**Task requirements**: Return every line of the data that contains the string "test".
.....
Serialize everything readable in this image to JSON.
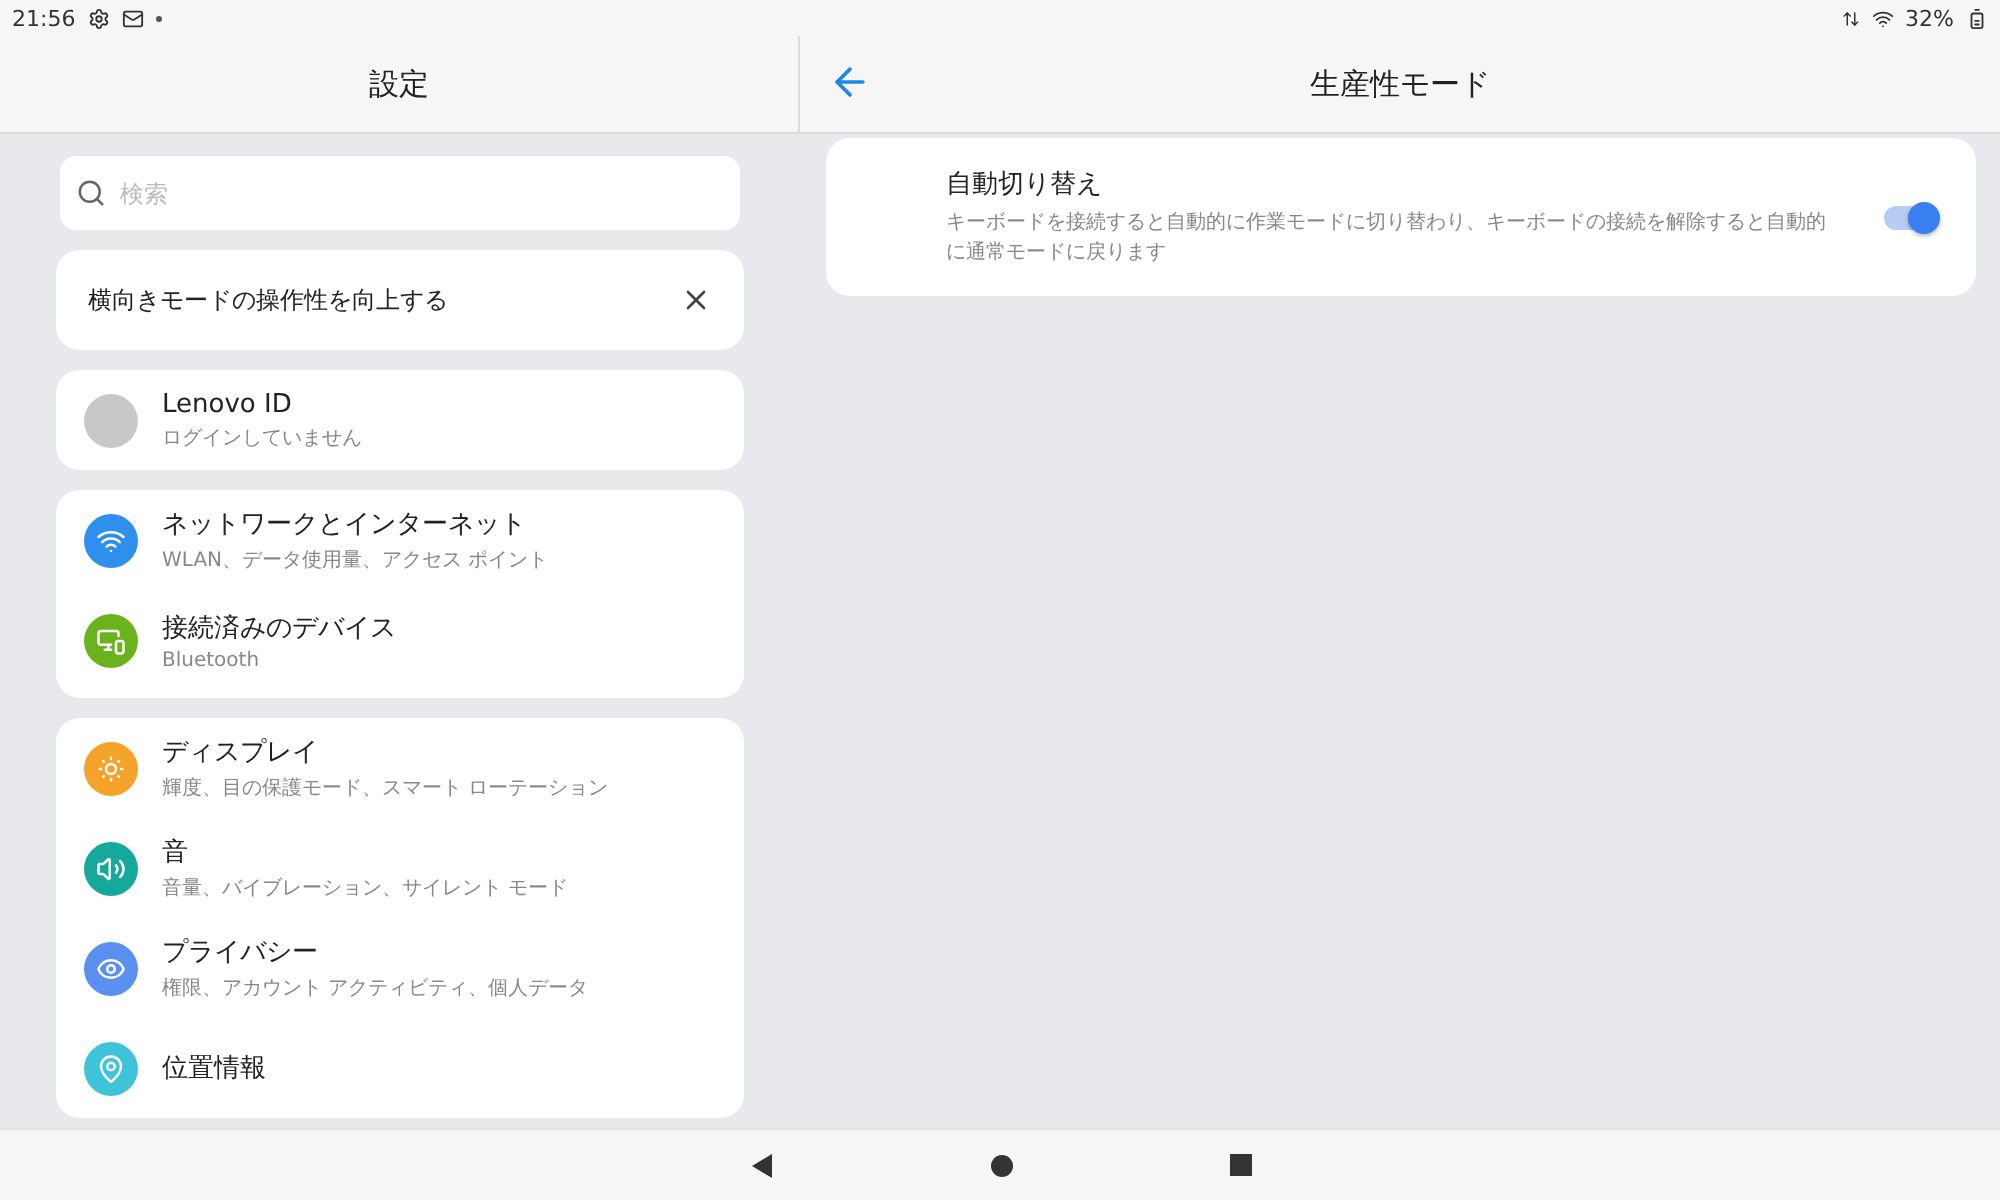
{
  "status_bar": {
    "time": "21:56",
    "battery": "32%"
  },
  "left_panel": {
    "title": "設定",
    "search": {
      "placeholder": "検索"
    },
    "banner": {
      "text": "横向きモードの操作性を向上する"
    },
    "account": {
      "title": "Lenovo ID",
      "subtitle": "ログインしていません"
    },
    "groups": [
      {
        "items": [
          {
            "title": "ネットワークとインターネット",
            "subtitle": "WLAN、データ使用量、アクセス ポイント",
            "color": "#2f8fec"
          },
          {
            "title": "接続済みのデバイス",
            "subtitle": "Bluetooth",
            "color": "#6bb31c"
          }
        ]
      },
      {
        "items": [
          {
            "title": "ディスプレイ",
            "subtitle": "輝度、目の保護モード、スマート ローテーション",
            "color": "#f5a229"
          },
          {
            "title": "音",
            "subtitle": "音量、バイブレーション、サイレント モード",
            "color": "#14a99a"
          },
          {
            "title": "プライバシー",
            "subtitle": "権限、アカウント アクティビティ、個人データ",
            "color": "#5b8ff0"
          },
          {
            "title": "位置情報",
            "color": "#3ec3d8"
          }
        ]
      }
    ]
  },
  "right_panel": {
    "title": "生産性モード",
    "setting": {
      "title": "自動切り替え",
      "description": "キーボードを接続すると自動的に作業モードに切り替わり、キーボードの接続を解除すると自動的に通常モードに戻ります",
      "on": true
    }
  }
}
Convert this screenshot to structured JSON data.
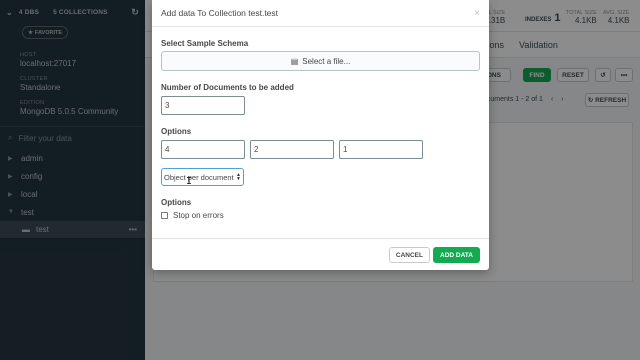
{
  "sidebar": {
    "db_count": "4 DBS",
    "collection_count": "5 COLLECTIONS",
    "favorite_label": "FAVORITE",
    "host_label": "HOST",
    "host_value": "localhost:27017",
    "cluster_label": "CLUSTER",
    "cluster_value": "Standalone",
    "edition_label": "EDITION",
    "edition_value": "MongoDB 5.0.5 Community",
    "filter_placeholder": "Filter your data",
    "databases": [
      "admin",
      "config",
      "local",
      "test"
    ],
    "active_collection": "test"
  },
  "main": {
    "total_size_partial_label": "AL SIZE",
    "total_size_partial_value": ".31B",
    "indexes_label": "INDEXES",
    "indexes_value": "1",
    "total_size_label": "TOTAL SIZE",
    "total_size_value": "4.1KB",
    "avg_size_label": "AVG. SIZE",
    "avg_size_value": "4.1KB",
    "tab_partial": "ations",
    "tab_validation": "Validation",
    "options_partial": "IONS",
    "find_label": "FIND",
    "reset_label": "RESET",
    "pager_text": "ocuments 1 - 2 of 1",
    "refresh_label": "REFRESH"
  },
  "modal": {
    "title": "Add data To Collection test.test",
    "schema_label": "Select Sample Schema",
    "file_button_label": "Select a file...",
    "num_docs_label": "Number of Documents to be added",
    "num_docs_value": "3",
    "options_label": "Options",
    "option_values": [
      "4",
      "2",
      "1"
    ],
    "mode_select_value": "Object per document",
    "options2_label": "Options",
    "stop_on_errors_label": "Stop on errors",
    "cancel_label": "CANCEL",
    "add_label": "ADD DATA"
  },
  "colors": {
    "sidebar_bg": "#243642",
    "accent_green": "#13aa52",
    "focus_blue": "#4fa0d4"
  }
}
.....
**Problem solution**:
      "test"
    "active_collection": "test"
    "title": "Add data To Collection test.test",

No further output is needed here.